This summer, a few musicologist buddies and I decided to embark on a little extracurricular lark: We organized the Weird Tales Reading Group, dedicated to the exploration of fantastical and bizarre pulp stories from the 1920s and ’30s. After making our way through H. P. Lovecraft’s grim oeuvre, we’re now finishing up Robert E. Howard’s steroidal yarns, and soon we’ll be jumping into the work of Clark Ashton Smith, my personal favorite. It’s been a lot of fun to get to know this literature, but in our discussions we’ve often asked ourselves whether we’re reading the weird tales as narratives or as primary sources. In other words, are we encountering stories as readers or cultural products as analysts? Do we enjoy the tales because they’re having the effects on us that their authors intended or because they’re informing us about the conditions of their creation in a compelling way?

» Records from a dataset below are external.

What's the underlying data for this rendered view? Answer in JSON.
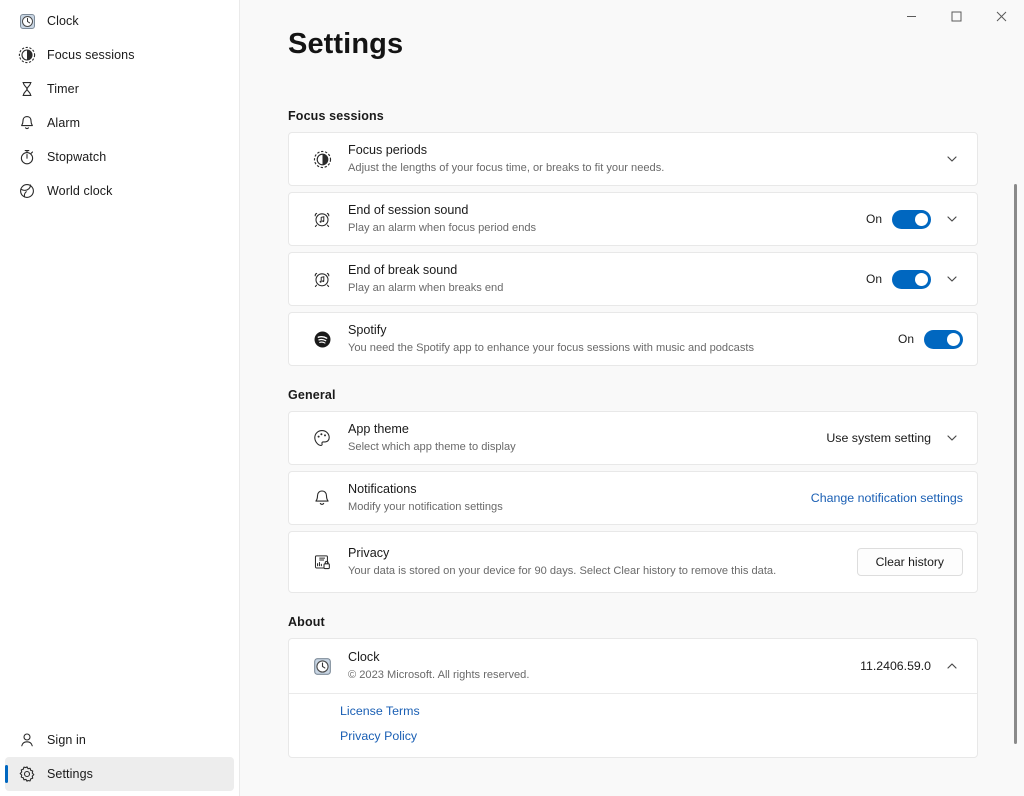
{
  "window": {
    "controls": [
      {
        "name": "minimize",
        "glyph": "minimize-icon"
      },
      {
        "name": "maximize",
        "glyph": "maximize-icon"
      },
      {
        "name": "close",
        "glyph": "close-icon"
      }
    ]
  },
  "sidebar": {
    "items": [
      {
        "label": "Clock",
        "icon": "clock-app-icon",
        "selected": false
      },
      {
        "label": "Focus sessions",
        "icon": "focus-sessions-icon",
        "selected": false
      },
      {
        "label": "Timer",
        "icon": "hourglass-icon",
        "selected": false
      },
      {
        "label": "Alarm",
        "icon": "bell-icon",
        "selected": false
      },
      {
        "label": "Stopwatch",
        "icon": "stopwatch-icon",
        "selected": false
      },
      {
        "label": "World clock",
        "icon": "globe-clock-icon",
        "selected": false
      }
    ],
    "bottom": [
      {
        "label": "Sign in",
        "icon": "person-icon",
        "selected": false
      },
      {
        "label": "Settings",
        "icon": "gear-icon",
        "selected": true
      }
    ]
  },
  "page": {
    "title": "Settings",
    "accent_color": "#0067C0",
    "link_color": "#1A5FB4"
  },
  "groups": {
    "focus_sessions": {
      "heading": "Focus sessions",
      "rows": [
        {
          "title": "Focus periods",
          "subtitle": "Adjust the lengths of your focus time, or breaks to fit your needs.",
          "icon": "focus-sessions-icon",
          "control": "chevron",
          "chevron": "down"
        },
        {
          "title": "End of session sound",
          "subtitle": "Play an alarm when focus period ends",
          "icon": "alarm-music-icon",
          "control": "toggle-chevron",
          "toggle_label": "On",
          "toggle_on": true,
          "chevron": "down"
        },
        {
          "title": "End of break sound",
          "subtitle": "Play an alarm when breaks end",
          "icon": "alarm-music-icon",
          "control": "toggle-chevron",
          "toggle_label": "On",
          "toggle_on": true,
          "chevron": "down"
        },
        {
          "title": "Spotify",
          "subtitle": "You need the Spotify app to enhance your focus sessions with music and podcasts",
          "icon": "spotify-icon",
          "control": "toggle",
          "toggle_label": "On",
          "toggle_on": true
        }
      ]
    },
    "general": {
      "heading": "General",
      "rows": [
        {
          "title": "App theme",
          "subtitle": "Select which app theme to display",
          "icon": "palette-icon",
          "control": "select",
          "value": "Use system setting",
          "chevron": "down"
        },
        {
          "title": "Notifications",
          "subtitle": "Modify your notification settings",
          "icon": "bell-icon",
          "control": "link",
          "link_text": "Change notification settings"
        },
        {
          "title": "Privacy",
          "subtitle": "Your data is stored on your device for 90 days. Select Clear history to remove this data.",
          "icon": "privacy-chart-lock-icon",
          "control": "button",
          "button_label": "Clear history"
        }
      ]
    },
    "about": {
      "heading": "About",
      "app_name": "Clock",
      "copyright": "© 2023 Microsoft. All rights reserved.",
      "icon": "clock-app-icon",
      "version": "11.2406.59.0",
      "chevron": "up",
      "links": [
        {
          "label": "License Terms"
        },
        {
          "label": "Privacy Policy"
        }
      ]
    }
  }
}
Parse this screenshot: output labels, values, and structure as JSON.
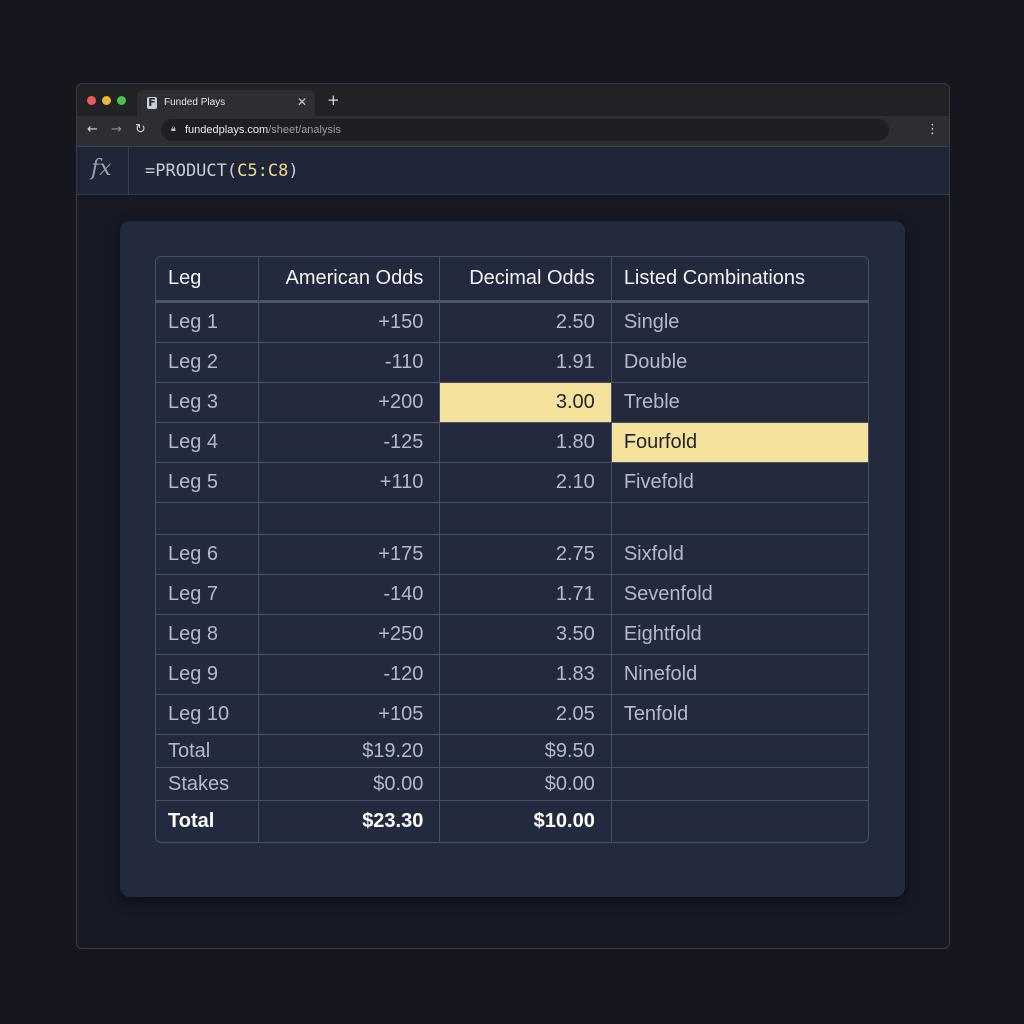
{
  "browser": {
    "tab_title": "Funded Plays",
    "tab_favicon": "F",
    "url_domain": "fundedplays.com",
    "url_path": "/sheet/analysis"
  },
  "formula_bar": {
    "fx_label": "fx",
    "prefix": "=PRODUCT(",
    "reference": "C5:C8",
    "suffix": ")"
  },
  "table": {
    "headers": [
      "Leg",
      "American Odds",
      "Decimal Odds",
      "Listed Combinations"
    ],
    "rows": [
      {
        "leg": "Leg 1",
        "american": "+150",
        "decimal": "2.50",
        "combination": "Single"
      },
      {
        "leg": "Leg 2",
        "american": "-110",
        "decimal": "1.91",
        "combination": "Double"
      },
      {
        "leg": "Leg 3",
        "american": "+200",
        "decimal": "3.00",
        "combination": "Treble"
      },
      {
        "leg": "Leg 4",
        "american": "-125",
        "decimal": "1.80",
        "combination": "Fourfold"
      },
      {
        "leg": "Leg 5",
        "american": "+110",
        "decimal": "2.10",
        "combination": "Fivefold"
      },
      {
        "leg": "Leg 6",
        "american": "+175",
        "decimal": "2.75",
        "combination": "Sixfold"
      },
      {
        "leg": "Leg 7",
        "american": "-140",
        "decimal": "1.71",
        "combination": "Sevenfold"
      },
      {
        "leg": "Leg 8",
        "american": "+250",
        "decimal": "3.50",
        "combination": "Eightfold"
      },
      {
        "leg": "Leg 9",
        "american": "-120",
        "decimal": "1.83",
        "combination": "Ninefold"
      },
      {
        "leg": "Leg 10",
        "american": "+105",
        "decimal": "2.05",
        "combination": "Tenfold"
      }
    ],
    "summary": [
      {
        "label": "Total",
        "american": "$19.20",
        "decimal": "$9.50"
      },
      {
        "label": "Stakes",
        "american": "$0.00",
        "decimal": "$0.00"
      },
      {
        "label": "Total",
        "american": "$23.30",
        "decimal": "$10.00"
      }
    ],
    "highlight_color": "#f4e29d"
  }
}
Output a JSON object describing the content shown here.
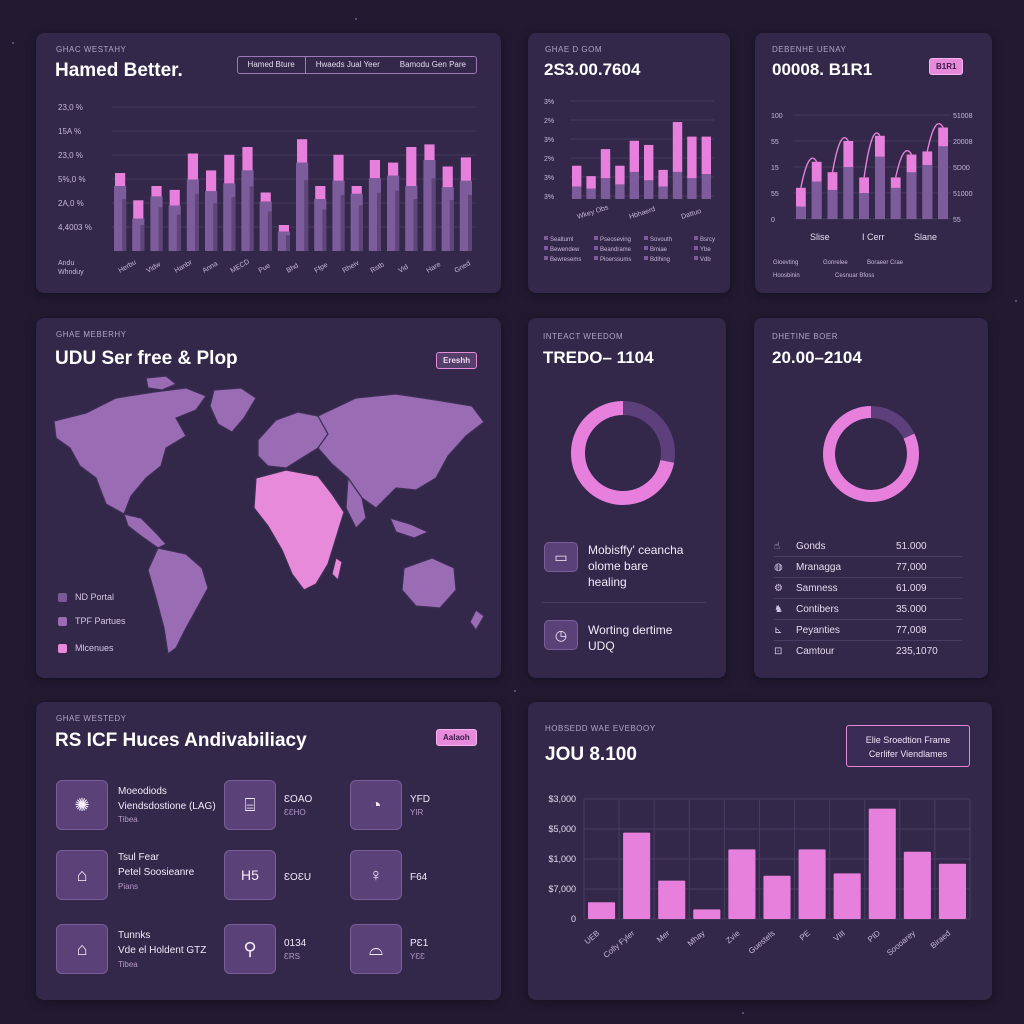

I won’t go into great detail about the content of the stories except to say that many articulate, thoroughly reprehensible ideologies—power-worship, death-worship, Spenglerian racial fatalism, and so on. Lovecraft is particularly culpable. In an essay on “Boys’ Weeklies,” George Orwell claims that these kinds of stories are “written in a jargon that has been perfected by people who brood endlessly on violence.” On the other hand, all three of the authors I named above are very striking stylists in both prose and poetry, and they often manage to tell dramatic, engaging stories.
In a way, it reminds me of our project two summers ago: To watch the entire Ring cycle on DVD. Even as my colleagues (musicologists, once again, and theorists) and I marveled at the extraordinary harmonic prolongations, we took every opportunity to slam Ricky Wags for his transparent and unrepentant racism. When the question of whether Wagner was actually a good composer or not arose, the consensus seemed to be that it doesn’t matter: He was a terrible person.
It’s easy to write off Wagner (and Lovecraft) as unacceptable people—and you can do it with an absolutely clear conscience to boot. But it’s always in the back of my mind that someone, someday, might apply the unknowable ethical standards of a future age to me. Maybe American composers born toward the end of the 20th century will ultimately be deemed collaborators or capitulators, implicated in some now-acceptable moral crime. Does anybody else worry about that? It’s only slightly less scary than the tentacled astral horrors that infest Lovecraft’s world.
This week, newmusicscrapbook.com features the music of Zachary Crockett. Zac, one of the project’s masterminds, is by a wide margin our most Byronic composer at the University of Minnesota. Check out the interview for a close-up of Zac’s adventurous attitude toward music-making and his insistence on the importance of ritual; the electroacoustic piece Techno SineNoMine provides a great representation of this ethos.